I'm expanding my carbon star list beyond the Astronomical League list.
I found a thread on CN where Bill Paolini provided a very nice list of carbons.
There are stars on the list that I have no idea of their catalog to be able to look them up.
I've tried punching in the coordinates in SSpro but have not had luck with that route either.
Maybe there's a site where I can reverse-lookup using coordinates and it tells me the star?
Here's some examples of the star IDs in the list. Fairly certain they're not HR, HD or HIP either.
C* 2138 (fairly certain the C* is not part of the ID# but can't figure it out)
Thoughts or suggestions much appreciated, I really want to see some of these!
Some have beaten me to this, SIMBAD ID search is the best route, and although your result page may have a different title than the name you put in, that is because it allows a large number of cross identifications as well. Most of the above will likely work. The important bit to you is the C* bit, which I will mention last.
2MASS is a near infrared allsky catalogue
GSC is the Guide Star Catalogue. Incidentally Tycho identifiers use the same system, except with an added number on the end often to show whether stars are single or not. For example this star will be TYC 04046-00813-1 . Sometimes things will work without the -1 at the end for TYCHO searches (eg software), or without preceeding zeroes. Sometimes not.
CD and CpD are Durchmusterungs. Look that word up in wikipedia. CD is Cordoba (Argentina) CpD is Cape Photographic (South Africa), once upon a time you only had these to get down to magnitude 9. You will have likely heard of BD for the common most Durchmusterun, these are southern hemisphere extensions. The first one I think may have been SD, which took things just a bit more south than BD, at least I don't think it is called SBD, which would be unfortunate.
VES looks likely to be a red star list. I'm wrong. If you look at SIMBAD one link is to a 'nomenclature dictionary' and it says several but the likely one is Vatican Emission Star, which is a bit of a surprise for a carbon star.
C* is actually SIMBAD specific shorthand for carbon star, unique to simbad, someone has just copied it.
However, the number will be the number in the CGCS, which stands for Cool Galactic Carbon Star (interpret the word 'cool' however you wish). The last edition was the second edition, or possibly the third?, and it too evolved from an earlier carbon star list. In the past certain professional astronomers with a specialisation used to make compilation catalogues of specific types of objects by wading through the literature, and then people would notifiy them directly on new discoveries or they'd see them in new papers from targetted spectroscopic surveys or something and they would grow in size.
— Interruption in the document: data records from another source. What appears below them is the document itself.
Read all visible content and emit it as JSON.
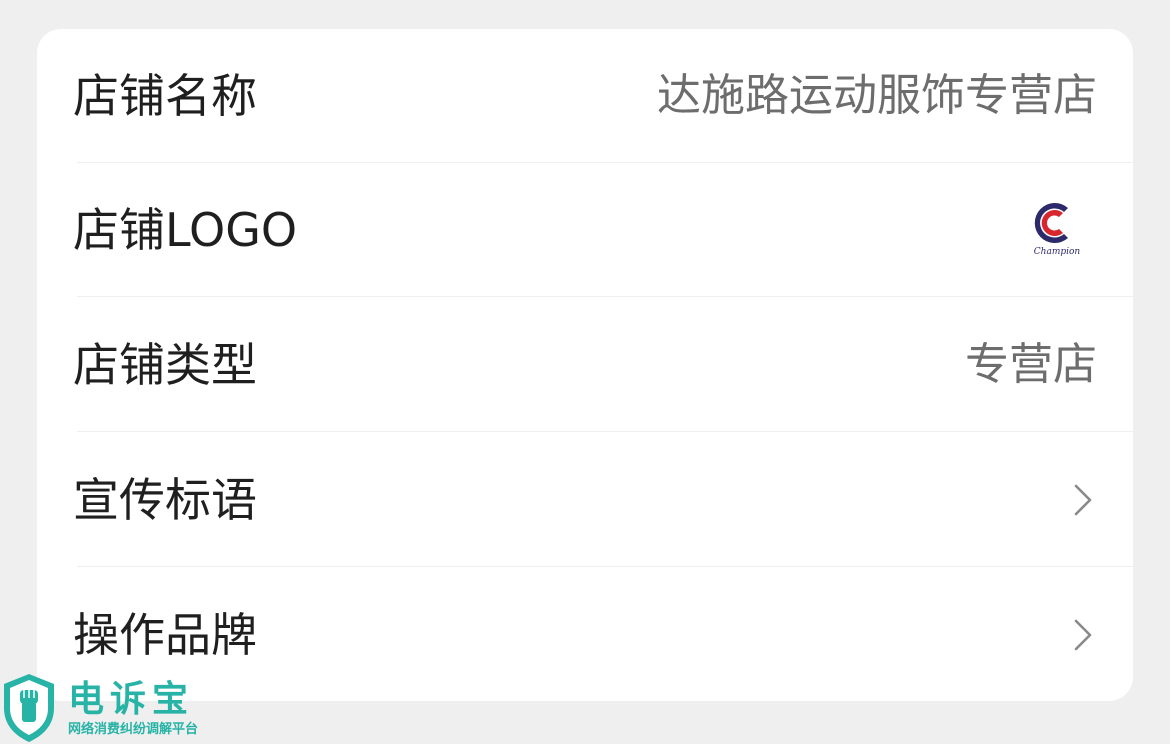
{
  "rows": [
    {
      "label": "店铺名称",
      "value": "达施路运动服饰专营店"
    },
    {
      "label": "店铺LOGO",
      "logo_text": "Champion"
    },
    {
      "label": "店铺类型",
      "value": "专营店"
    },
    {
      "label": "宣传标语"
    },
    {
      "label": "操作品牌"
    }
  ],
  "watermark": {
    "title": "电诉宝",
    "subtitle": "网络消费纠纷调解平台"
  },
  "colors": {
    "background": "#efefef",
    "card": "#ffffff",
    "label": "#1f1f1f",
    "value": "#6d6d6d",
    "watermark": "#27b3a6",
    "logo_red": "#d8262f",
    "logo_navy": "#2c2a6b"
  }
}
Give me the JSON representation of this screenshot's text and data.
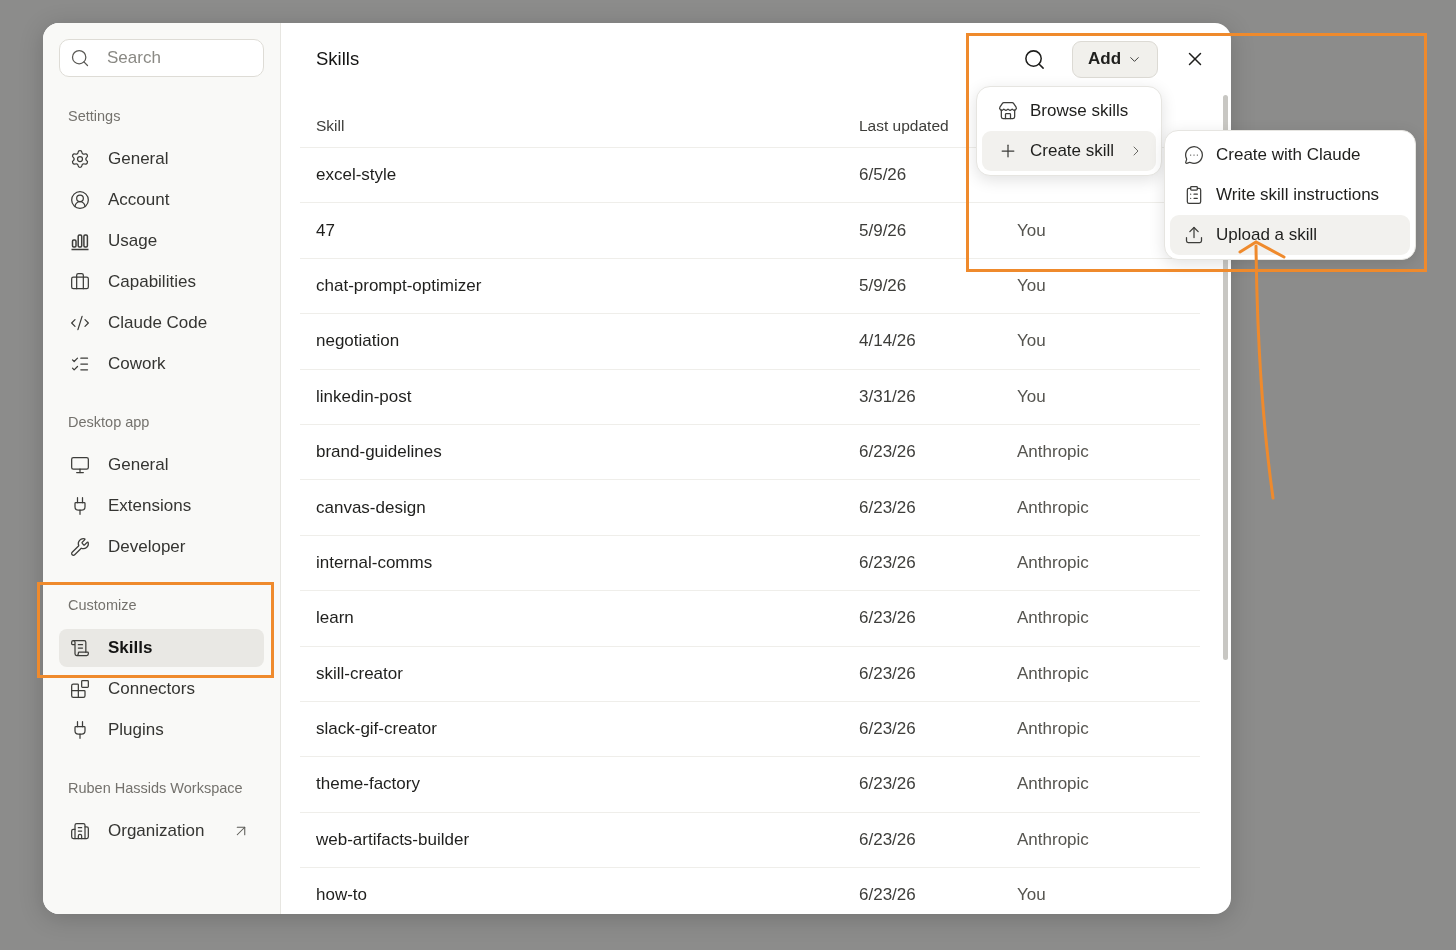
{
  "sidebar": {
    "search": {
      "placeholder": "Search"
    },
    "sections": [
      {
        "label": "Settings",
        "items": [
          {
            "label": "General",
            "selected": false
          },
          {
            "label": "Account",
            "selected": false
          },
          {
            "label": "Usage",
            "selected": false
          },
          {
            "label": "Capabilities",
            "selected": false
          },
          {
            "label": "Claude Code",
            "selected": false
          },
          {
            "label": "Cowork",
            "selected": false
          }
        ]
      },
      {
        "label": "Desktop app",
        "items": [
          {
            "label": "General",
            "selected": false
          },
          {
            "label": "Extensions",
            "selected": false
          },
          {
            "label": "Developer",
            "selected": false
          }
        ]
      },
      {
        "label": "Customize",
        "items": [
          {
            "label": "Skills",
            "selected": true
          },
          {
            "label": "Connectors",
            "selected": false
          },
          {
            "label": "Plugins",
            "selected": false
          }
        ]
      },
      {
        "label": "Ruben Hassids Workspace",
        "items": [
          {
            "label": "Organization",
            "selected": false,
            "external": true
          }
        ]
      }
    ]
  },
  "main": {
    "title": "Skills",
    "add_button": {
      "label": "Add"
    },
    "table": {
      "columns": [
        "Skill",
        "Last updated"
      ],
      "rows": [
        {
          "skill": "excel-style",
          "last_updated": "6/5/26"
        },
        {
          "skill": "47",
          "last_updated": "5/9/26",
          "column_3": "You"
        },
        {
          "skill": "chat-prompt-optimizer",
          "last_updated": "5/9/26",
          "column_3": "You"
        },
        {
          "skill": "negotiation",
          "last_updated": "4/14/26",
          "column_3": "You"
        },
        {
          "skill": "linkedin-post",
          "last_updated": "3/31/26",
          "column_3": "You"
        },
        {
          "skill": "brand-guidelines",
          "last_updated": "6/23/26",
          "column_3": "Anthropic"
        },
        {
          "skill": "canvas-design",
          "last_updated": "6/23/26",
          "column_3": "Anthropic"
        },
        {
          "skill": "internal-comms",
          "last_updated": "6/23/26",
          "column_3": "Anthropic"
        },
        {
          "skill": "learn",
          "last_updated": "6/23/26",
          "column_3": "Anthropic"
        },
        {
          "skill": "skill-creator",
          "last_updated": "6/23/26",
          "column_3": "Anthropic"
        },
        {
          "skill": "slack-gif-creator",
          "last_updated": "6/23/26",
          "column_3": "Anthropic"
        },
        {
          "skill": "theme-factory",
          "last_updated": "6/23/26",
          "column_3": "Anthropic"
        },
        {
          "skill": "web-artifacts-builder",
          "last_updated": "6/23/26",
          "column_3": "Anthropic"
        },
        {
          "skill": "how-to",
          "last_updated": "6/23/26",
          "column_3": "You"
        }
      ]
    }
  },
  "add_menu": {
    "items": [
      {
        "label": "Browse skills",
        "highlighted": false,
        "submenu": false
      },
      {
        "label": "Create skill",
        "highlighted": true,
        "submenu": true
      }
    ]
  },
  "create_submenu": {
    "items": [
      {
        "label": "Create with Claude",
        "highlighted": false
      },
      {
        "label": "Write skill instructions",
        "highlighted": false
      },
      {
        "label": "Upload a skill",
        "highlighted": true
      }
    ]
  }
}
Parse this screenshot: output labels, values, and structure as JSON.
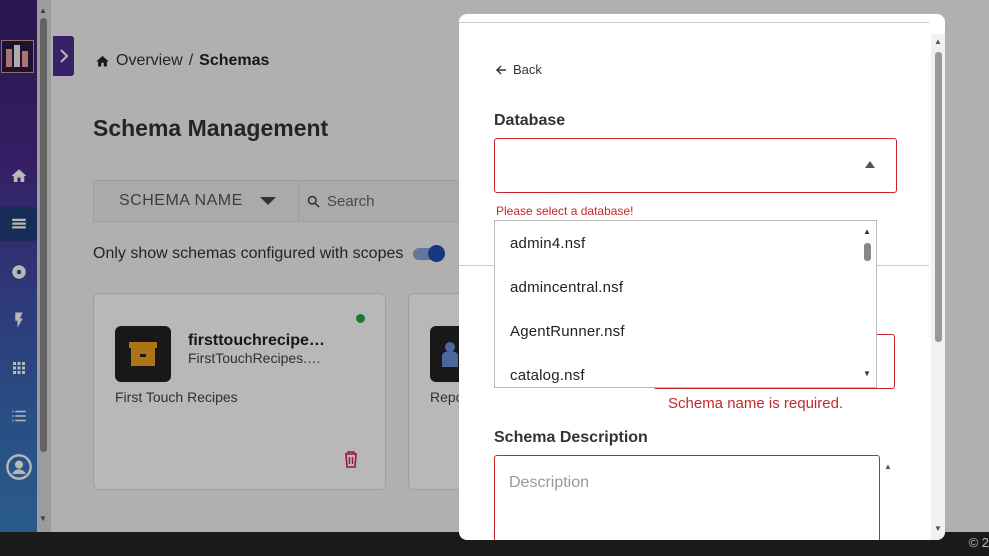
{
  "breadcrumb": {
    "overview": "Overview",
    "separator": "/",
    "current": "Schemas"
  },
  "page_title": "Schema Management",
  "filter": {
    "selected": "SCHEMA NAME",
    "search_placeholder": "Search"
  },
  "toggle_label": "Only show schemas configured with scopes",
  "cards": [
    {
      "title": "firsttouchrecipe…",
      "subtitle": "FirstTouchRecipes.…",
      "description": "First Touch Recipes",
      "status_color": "#28a745"
    },
    {
      "description": "Repo"
    }
  ],
  "sidebar_icons": [
    "home-icon",
    "schemas-icon",
    "database-icon",
    "flash-icon",
    "apps-icon",
    "list-icon",
    "user-icon"
  ],
  "modal": {
    "back_label": "Back",
    "database_label": "Database",
    "database_error": "Please select a database!",
    "database_options": [
      "admin4.nsf",
      "admincentral.nsf",
      "AgentRunner.nsf",
      "catalog.nsf"
    ],
    "schema_name_error": "Schema name is required.",
    "description_label": "Schema Description",
    "description_placeholder": "Description"
  },
  "copyright": "© 2",
  "colors": {
    "error": "#c62828",
    "accent": "#4b2e8e",
    "toggle": "#1f4fb0"
  }
}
Most of these people have retired now and such catalogues are rarely udpated, but their data is still as valid today, especially in the magnitude ranges most amateurs will be able to achieve.
If you see something like C* 1234 then it will be CGCS 1234.
The full catalogue is available via VizieR, here is the direct link to the third edition (not all numbering stays the same in all editions) :-
if you clicked the all columns tickbox at bottom and typed in 2138 in the box with CGCS to the left of it you will get all the CGCS catalogue data available for that star.
Coordinates are a bit out of date, but you can use 2MASS for that. It didn't work because the 2MASS identifier excludes the decimal point. You have to add them. 2MASS identifiers use 1 decimal place for declination and 2 decimal places for RA.
J06365403+0305233 = RA 06h 36m 54.03s +03d 05' 23.3" in sexagesimal to J2000. In SIMBAD you have to use spaces, so that would be 06 36 54.03 +03 05 23.3 in the coordinate box. Use whatever your software prefers.
Finally, Guide by projectpluto has a system for showing carbon stars from this catalogue with little red x marks and the number in red, do a webearch on carbon stars and guide and projectpluto. I would be surprised if similar is not available in other software.